Also, things look good for a Google Home Hub.

Stephen Shankland Former Principal Writer
Stephen Shankland worked at CNET from 1998 to 2024 and wrote about processors, digital photography, AI, quantum computing, computer science, materials science, supercomputers, drones, browsers, 3D printing, USB, and new computing technology in general. He has a soft spot in his heart for standards groups and I/O interfaces. His first big scoop was about radioactive cat poop.
Expertise Processors, semiconductors, web browsers, quantum computing, supercomputers, AI, 3D printing, drones, computer science, physics, programming, materials science, USB, UWB, Android, digital photography, science. Credentials
  • Shankland covered the tech industry for more than 25 years and was a science writer for five years before that. He has deep expertise in microprocessors, digital photography, computer hardware and software, internet standards, web technology, and more.
Stephen Shankland
Google's Pixel 2 XL has a single camera, unlike rival flagship phones from Apple and Samsung. The second circle is a fingerprint reader.

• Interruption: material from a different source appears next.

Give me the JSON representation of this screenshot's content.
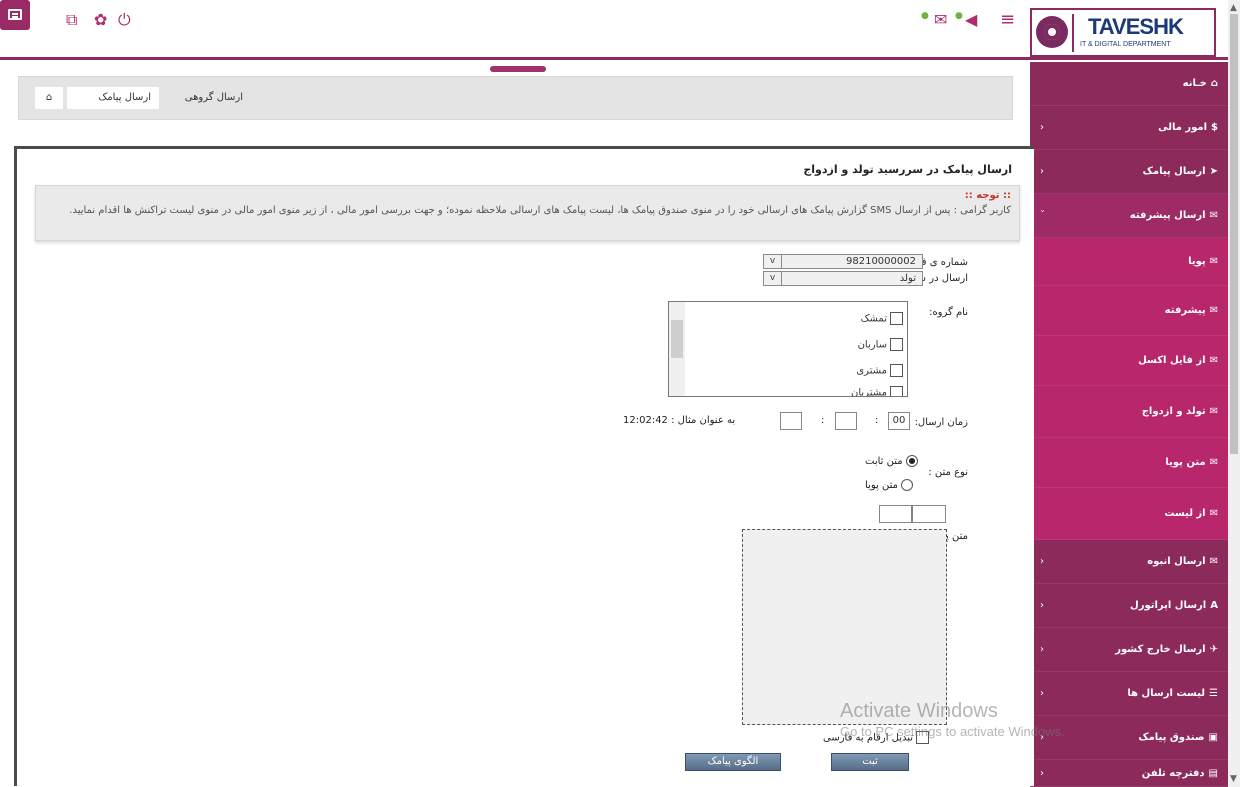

Google's Pixel 2 XL camera

Stephen Shankland/CNET

Google's upcoming Pixel 3 smartphones could come with a "Top Shot" mode to capture photos of people at the moment they're looking their best, the newest in a series of Pixel 3 leaks indicates.

"Use Top Shot to get smiles, not blinks, and take groupie selfies that get everyone in the photo (without a selfie stick)," say apparent promotional materials tweeted by Front Page Tech's Jon Prosser.

Google is a leader in computational photography -- techniques to use computer processing to overcome shortcomings of camera hardware. The Pixel line has a strong photography reputation, but it's not the first company to embrace the idea. For example, Sony builds its smile shutter feature into some cameras.

Google is expected to debut the Pixel 3 and Pixel 3 XL phones along with other hardware products we expect at a Tuesday press event in New York. Google didn't immediately respond to a request for comment.

The promotional materials also lend credence to a possible debut of the Google Home Hub, a competitor to the newly redesigned Amazon Echo Show smart speaker.

"Ask questions and get visual, immersive answers from Google on weather, recipes, local business info, and more," the promotional materials say. "You can even watch helpful videos from YouTube," something that's been a sticking point for the Echo Show.